§ **Problem requirements**
The entries must be repeated verbatim, and their images left out.
- - -
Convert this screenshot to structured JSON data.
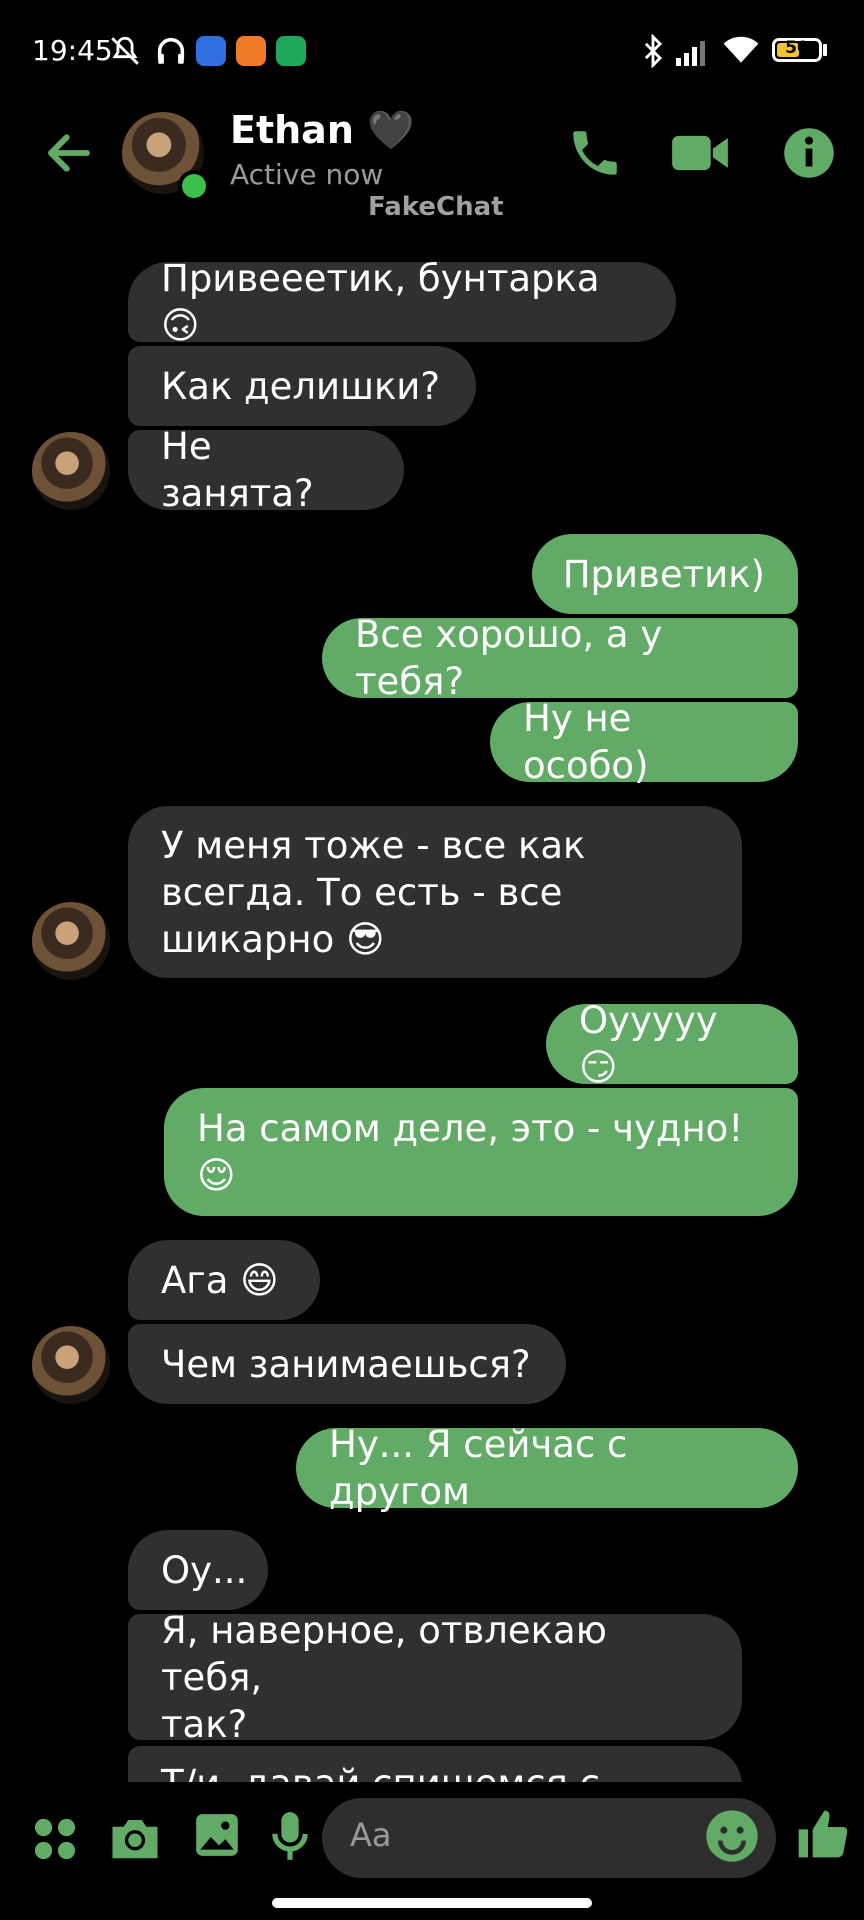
{
  "status_bar": {
    "time": "19:45",
    "battery": "50"
  },
  "header": {
    "name": "Ethan 🖤",
    "status": "Active now",
    "watermark": "FakeChat"
  },
  "messages": [
    {
      "from": "them",
      "text": "Привееетик, бунтарка 🙃"
    },
    {
      "from": "them",
      "text": "Как делишки?"
    },
    {
      "from": "them",
      "text": "Не занята?"
    },
    {
      "from": "me",
      "text": "Приветик)"
    },
    {
      "from": "me",
      "text": "Все хорошо, а у тебя?"
    },
    {
      "from": "me",
      "text": "Ну не особо)"
    },
    {
      "from": "them",
      "text": "У меня тоже - все как\nвсегда. То есть - все\nшикарно 😎"
    },
    {
      "from": "me",
      "text": "Оууууу 😏"
    },
    {
      "from": "me",
      "text": "На самом деле, это - чудно!\n😌"
    },
    {
      "from": "them",
      "text": "Ага 😄"
    },
    {
      "from": "them",
      "text": "Чем занимаешься?"
    },
    {
      "from": "me",
      "text": "Ну... Я сейчас с другом"
    },
    {
      "from": "them",
      "text": "Оу..."
    },
    {
      "from": "them",
      "text": "Я, наверное, отвлекаю тебя,\nтак?"
    },
    {
      "from": "them",
      "text": "Т/и, давай спишемся с..."
    }
  ],
  "composer": {
    "placeholder": "Aa"
  },
  "colors": {
    "accent": "#62ab66",
    "incoming": "#303030",
    "background": "#000000"
  },
  "icons": [
    "back-arrow-icon",
    "phone-icon",
    "video-icon",
    "info-icon",
    "apps-icon",
    "camera-icon",
    "gallery-icon",
    "mic-icon",
    "emoji-icon",
    "like-icon"
  ]
}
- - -
§ **Solution to this exercise**
Convert this screenshot to structured JSON data.
{
  "status_bar": {
    "time": "19:45",
    "battery": "50"
  },
  "header": {
    "name": "Ethan 🖤",
    "status": "Active now",
    "watermark": "FakeChat"
  },
  "messages": [
    {
      "from": "them",
      "text": "Привееетик, бунтарка 🙃"
    },
    {
      "from": "them",
      "text": "Как делишки?"
    },
    {
      "from": "them",
      "text": "Не занята?"
    },
    {
      "from": "me",
      "text": "Приветик)"
    },
    {
      "from": "me",
      "text": "Все хорошо, а у тебя?"
    },
    {
      "from": "me",
      "text": "Ну не особо)"
    },
    {
      "from": "them",
      "text": "У меня тоже - все как\nвсегда. То есть - все\nшикарно 😎"
    },
    {
      "from": "me",
      "text": "Оууууу 😏"
    },
    {
      "from": "me",
      "text": "На самом деле, это - чудно!\n😌"
    },
    {
      "from": "them",
      "text": "Ага 😄"
    },
    {
      "from": "them",
      "text": "Чем занимаешься?"
    },
    {
      "from": "me",
      "text": "Ну... Я сейчас с другом"
    },
    {
      "from": "them",
      "text": "Оу..."
    },
    {
      "from": "them",
      "text": "Я, наверное, отвлекаю тебя,\nтак?"
    },
    {
      "from": "them",
      "text": "Т/и, давай спишемся с..."
    }
  ],
  "composer": {
    "placeholder": "Aa"
  },
  "colors": {
    "accent": "#62ab66",
    "incoming": "#303030",
    "background": "#000000"
  },
  "icons": [
    "back-arrow-icon",
    "phone-icon",
    "video-icon",
    "info-icon",
    "apps-icon",
    "camera-icon",
    "gallery-icon",
    "mic-icon",
    "emoji-icon",
    "like-icon"
  ]
}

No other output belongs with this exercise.